Digital social interventions for older adults have become increasingly important due to their flexibility and potential to reduce loneliness. Digital games provide easy and fun interaction possibilities but need more exploration.
Using a mixed-methods design, we piloted a chat-based mobile application (PhotoSnake) designed to elicit social connectedness. Participants joined two in-person workshops two weeks apart and a focus group afterwards. They filled in a demographics and loneliness questionnaire pre- and post-intervention, and we collected anonymous in-app data.
At baseline, participants (N = 15) were 74 years old, moderately lonely (Median = 2.0), partnered (40%), retired (93%), and living independently alone (53%) or with others (47%). Loneliness did not change over time. They valued the in-person workshops to get to know each other. Participants enjoyed playing the game for a few days but felt it lacked sufficient variation to persist gameplay. Furthermore, the in-app interaction mainly focused on the game and was perceived as too superficial to be meaningful.

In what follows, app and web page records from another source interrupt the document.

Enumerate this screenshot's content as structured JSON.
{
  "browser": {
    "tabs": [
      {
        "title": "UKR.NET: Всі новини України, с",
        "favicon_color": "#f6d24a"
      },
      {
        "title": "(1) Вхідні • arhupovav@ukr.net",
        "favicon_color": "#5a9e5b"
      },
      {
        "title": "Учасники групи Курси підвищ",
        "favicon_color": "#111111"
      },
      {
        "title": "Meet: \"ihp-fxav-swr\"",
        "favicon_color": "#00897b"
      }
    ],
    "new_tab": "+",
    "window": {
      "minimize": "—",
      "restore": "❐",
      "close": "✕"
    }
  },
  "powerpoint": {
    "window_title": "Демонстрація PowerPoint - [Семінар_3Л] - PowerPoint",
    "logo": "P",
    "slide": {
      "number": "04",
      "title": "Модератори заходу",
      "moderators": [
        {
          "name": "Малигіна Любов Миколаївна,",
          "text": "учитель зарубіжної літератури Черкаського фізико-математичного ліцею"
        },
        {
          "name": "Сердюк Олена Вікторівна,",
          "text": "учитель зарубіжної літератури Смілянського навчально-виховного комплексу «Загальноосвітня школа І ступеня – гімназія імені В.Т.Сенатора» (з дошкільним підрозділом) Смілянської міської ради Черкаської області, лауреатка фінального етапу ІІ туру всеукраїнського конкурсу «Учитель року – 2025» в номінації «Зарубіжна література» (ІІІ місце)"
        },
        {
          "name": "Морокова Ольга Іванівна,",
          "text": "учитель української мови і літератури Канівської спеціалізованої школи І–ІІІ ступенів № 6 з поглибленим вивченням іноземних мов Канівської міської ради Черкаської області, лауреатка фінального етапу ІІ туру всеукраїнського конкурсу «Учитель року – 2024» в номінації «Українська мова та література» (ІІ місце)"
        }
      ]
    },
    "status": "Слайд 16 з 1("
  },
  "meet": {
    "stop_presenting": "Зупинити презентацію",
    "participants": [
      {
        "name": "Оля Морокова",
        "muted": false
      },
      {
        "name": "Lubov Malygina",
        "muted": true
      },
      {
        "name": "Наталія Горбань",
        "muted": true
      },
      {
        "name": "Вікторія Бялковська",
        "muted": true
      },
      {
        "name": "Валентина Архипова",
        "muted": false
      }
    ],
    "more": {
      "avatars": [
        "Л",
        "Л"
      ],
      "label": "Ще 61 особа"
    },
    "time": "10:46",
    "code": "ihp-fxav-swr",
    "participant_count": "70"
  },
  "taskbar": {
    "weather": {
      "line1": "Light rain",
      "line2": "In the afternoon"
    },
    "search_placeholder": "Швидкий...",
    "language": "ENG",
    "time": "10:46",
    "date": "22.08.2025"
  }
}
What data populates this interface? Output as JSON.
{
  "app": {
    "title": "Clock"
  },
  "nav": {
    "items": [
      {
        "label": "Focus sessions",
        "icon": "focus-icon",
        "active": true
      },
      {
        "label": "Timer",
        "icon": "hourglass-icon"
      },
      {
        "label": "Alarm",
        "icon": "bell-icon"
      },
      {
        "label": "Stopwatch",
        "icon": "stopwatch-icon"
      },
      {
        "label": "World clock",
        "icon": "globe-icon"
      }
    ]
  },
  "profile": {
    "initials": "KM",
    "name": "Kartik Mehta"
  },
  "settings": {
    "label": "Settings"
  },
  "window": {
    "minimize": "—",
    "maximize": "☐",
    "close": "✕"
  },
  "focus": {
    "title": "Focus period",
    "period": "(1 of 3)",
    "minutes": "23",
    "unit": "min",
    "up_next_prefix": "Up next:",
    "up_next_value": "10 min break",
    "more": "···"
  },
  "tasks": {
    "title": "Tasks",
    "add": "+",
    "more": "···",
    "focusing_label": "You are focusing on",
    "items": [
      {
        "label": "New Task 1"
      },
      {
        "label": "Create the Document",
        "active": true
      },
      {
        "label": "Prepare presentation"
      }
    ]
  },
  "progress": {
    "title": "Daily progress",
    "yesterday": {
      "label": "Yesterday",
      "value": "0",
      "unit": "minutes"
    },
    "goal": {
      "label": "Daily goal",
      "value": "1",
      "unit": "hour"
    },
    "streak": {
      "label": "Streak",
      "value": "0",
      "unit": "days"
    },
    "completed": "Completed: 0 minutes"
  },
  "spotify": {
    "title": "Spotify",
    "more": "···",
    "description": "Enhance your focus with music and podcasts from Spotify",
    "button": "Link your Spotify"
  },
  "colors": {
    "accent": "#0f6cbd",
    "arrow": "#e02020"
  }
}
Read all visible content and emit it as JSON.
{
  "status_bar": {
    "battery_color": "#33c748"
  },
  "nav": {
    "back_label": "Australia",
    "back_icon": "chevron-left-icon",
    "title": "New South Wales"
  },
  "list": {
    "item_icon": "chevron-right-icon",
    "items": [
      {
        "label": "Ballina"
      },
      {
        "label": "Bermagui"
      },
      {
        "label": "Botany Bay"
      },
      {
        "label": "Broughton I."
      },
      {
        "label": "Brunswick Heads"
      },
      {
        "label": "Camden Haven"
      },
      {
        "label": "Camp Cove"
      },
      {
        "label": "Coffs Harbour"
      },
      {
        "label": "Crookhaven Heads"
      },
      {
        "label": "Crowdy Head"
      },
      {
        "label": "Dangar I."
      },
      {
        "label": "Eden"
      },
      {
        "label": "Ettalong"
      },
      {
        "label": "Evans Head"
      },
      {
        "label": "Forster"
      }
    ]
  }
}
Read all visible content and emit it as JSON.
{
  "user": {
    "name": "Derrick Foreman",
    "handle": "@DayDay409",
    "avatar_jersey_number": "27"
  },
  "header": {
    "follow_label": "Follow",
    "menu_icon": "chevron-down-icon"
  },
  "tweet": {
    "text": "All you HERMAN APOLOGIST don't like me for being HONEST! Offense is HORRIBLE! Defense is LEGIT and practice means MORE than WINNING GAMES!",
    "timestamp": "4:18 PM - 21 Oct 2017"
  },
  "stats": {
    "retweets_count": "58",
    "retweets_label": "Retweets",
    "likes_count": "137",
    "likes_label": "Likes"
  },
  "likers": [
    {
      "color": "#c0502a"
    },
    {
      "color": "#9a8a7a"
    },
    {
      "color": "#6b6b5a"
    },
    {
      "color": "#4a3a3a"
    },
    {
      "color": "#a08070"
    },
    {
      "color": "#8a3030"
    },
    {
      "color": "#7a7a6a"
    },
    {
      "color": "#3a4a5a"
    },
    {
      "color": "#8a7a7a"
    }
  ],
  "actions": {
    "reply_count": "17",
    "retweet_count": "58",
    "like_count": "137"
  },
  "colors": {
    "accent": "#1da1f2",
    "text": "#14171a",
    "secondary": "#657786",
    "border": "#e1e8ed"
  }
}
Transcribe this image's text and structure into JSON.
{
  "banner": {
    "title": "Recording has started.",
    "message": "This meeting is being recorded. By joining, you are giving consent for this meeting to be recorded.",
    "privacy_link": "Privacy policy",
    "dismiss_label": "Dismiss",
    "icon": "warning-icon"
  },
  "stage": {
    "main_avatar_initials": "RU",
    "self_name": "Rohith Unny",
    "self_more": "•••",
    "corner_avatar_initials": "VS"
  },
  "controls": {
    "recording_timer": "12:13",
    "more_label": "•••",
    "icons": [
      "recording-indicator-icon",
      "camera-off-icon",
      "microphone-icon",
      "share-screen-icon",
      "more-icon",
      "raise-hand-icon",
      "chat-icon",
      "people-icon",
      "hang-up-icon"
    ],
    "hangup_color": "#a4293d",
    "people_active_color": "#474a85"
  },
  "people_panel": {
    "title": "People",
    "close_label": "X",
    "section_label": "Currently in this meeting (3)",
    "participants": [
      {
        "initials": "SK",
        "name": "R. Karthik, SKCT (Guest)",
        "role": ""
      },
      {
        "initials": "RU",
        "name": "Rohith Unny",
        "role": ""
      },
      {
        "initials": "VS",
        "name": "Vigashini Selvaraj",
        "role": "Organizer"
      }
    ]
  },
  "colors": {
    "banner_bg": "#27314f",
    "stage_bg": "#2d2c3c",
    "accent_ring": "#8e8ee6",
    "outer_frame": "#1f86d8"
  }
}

This study helps design future digital interventions by showing the importance of in-person contact for engagement and meaningfulness. Players do not automatically label in-game interaction as valuable, and game design should focus on aiding players in creating personal interaction moments.